▶ _Problem requirements_
Every record is to be returned as written, with no omissions.

▶ _Source material_
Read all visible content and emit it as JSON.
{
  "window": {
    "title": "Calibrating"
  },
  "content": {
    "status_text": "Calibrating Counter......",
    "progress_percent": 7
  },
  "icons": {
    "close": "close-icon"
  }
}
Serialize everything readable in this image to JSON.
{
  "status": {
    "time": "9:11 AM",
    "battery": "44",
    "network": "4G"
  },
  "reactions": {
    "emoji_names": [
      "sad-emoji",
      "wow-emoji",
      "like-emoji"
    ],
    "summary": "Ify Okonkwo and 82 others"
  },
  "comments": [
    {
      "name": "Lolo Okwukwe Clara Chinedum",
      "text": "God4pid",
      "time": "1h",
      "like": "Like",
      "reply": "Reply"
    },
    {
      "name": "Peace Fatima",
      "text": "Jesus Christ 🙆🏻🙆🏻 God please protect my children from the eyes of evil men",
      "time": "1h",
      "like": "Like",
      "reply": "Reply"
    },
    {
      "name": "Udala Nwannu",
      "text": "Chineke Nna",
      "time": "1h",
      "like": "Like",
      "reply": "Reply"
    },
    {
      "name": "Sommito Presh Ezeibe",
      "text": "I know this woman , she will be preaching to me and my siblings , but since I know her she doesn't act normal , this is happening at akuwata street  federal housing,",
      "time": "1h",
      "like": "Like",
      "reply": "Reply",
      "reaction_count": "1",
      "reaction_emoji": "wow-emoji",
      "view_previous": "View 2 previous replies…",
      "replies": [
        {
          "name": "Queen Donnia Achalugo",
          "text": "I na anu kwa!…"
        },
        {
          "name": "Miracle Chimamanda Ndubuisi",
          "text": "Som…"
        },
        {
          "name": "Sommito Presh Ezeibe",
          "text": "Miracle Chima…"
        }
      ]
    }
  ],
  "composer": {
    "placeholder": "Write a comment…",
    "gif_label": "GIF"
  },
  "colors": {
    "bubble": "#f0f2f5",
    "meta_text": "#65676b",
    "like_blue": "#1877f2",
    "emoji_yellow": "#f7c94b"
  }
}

▶ _Result of this task_
Read all visible content and emit it as JSON.
{
  "window": {
    "title": "Calibrating"
  },
  "content": {
    "status_text": "Calibrating Counter......",
    "progress_percent": 7
  },
  "icons": {
    "close": "close-icon"
  }
}
Serialize everything readable in this image to JSON.
{
  "status": {
    "time": "9:11 AM",
    "battery": "44",
    "network": "4G"
  },
  "reactions": {
    "emoji_names": [
      "sad-emoji",
      "wow-emoji",
      "like-emoji"
    ],
    "summary": "Ify Okonkwo and 82 others"
  },
  "comments": [
    {
      "name": "Lolo Okwukwe Clara Chinedum",
      "text": "God4pid",
      "time": "1h",
      "like": "Like",
      "reply": "Reply"
    },
    {
      "name": "Peace Fatima",
      "text": "Jesus Christ 🙆🏻🙆🏻 God please protect my children from the eyes of evil men",
      "time": "1h",
      "like": "Like",
      "reply": "Reply"
    },
    {
      "name": "Udala Nwannu",
      "text": "Chineke Nna",
      "time": "1h",
      "like": "Like",
      "reply": "Reply"
    },
    {
      "name": "Sommito Presh Ezeibe",
      "text": "I know this woman , she will be preaching to me and my siblings , but since I know her she doesn't act normal , this is happening at akuwata street  federal housing,",
      "time": "1h",
      "like": "Like",
      "reply": "Reply",
      "reaction_count": "1",
      "reaction_emoji": "wow-emoji",
      "view_previous": "View 2 previous replies…",
      "replies": [
        {
          "name": "Queen Donnia Achalugo",
          "text": "I na anu kwa!…"
        },
        {
          "name": "Miracle Chimamanda Ndubuisi",
          "text": "Som…"
        },
        {
          "name": "Sommito Presh Ezeibe",
          "text": "Miracle Chima…"
        }
      ]
    }
  ],
  "composer": {
    "placeholder": "Write a comment…",
    "gif_label": "GIF"
  },
  "colors": {
    "bubble": "#f0f2f5",
    "meta_text": "#65676b",
    "like_blue": "#1877f2",
    "emoji_yellow": "#f7c94b"
  }
}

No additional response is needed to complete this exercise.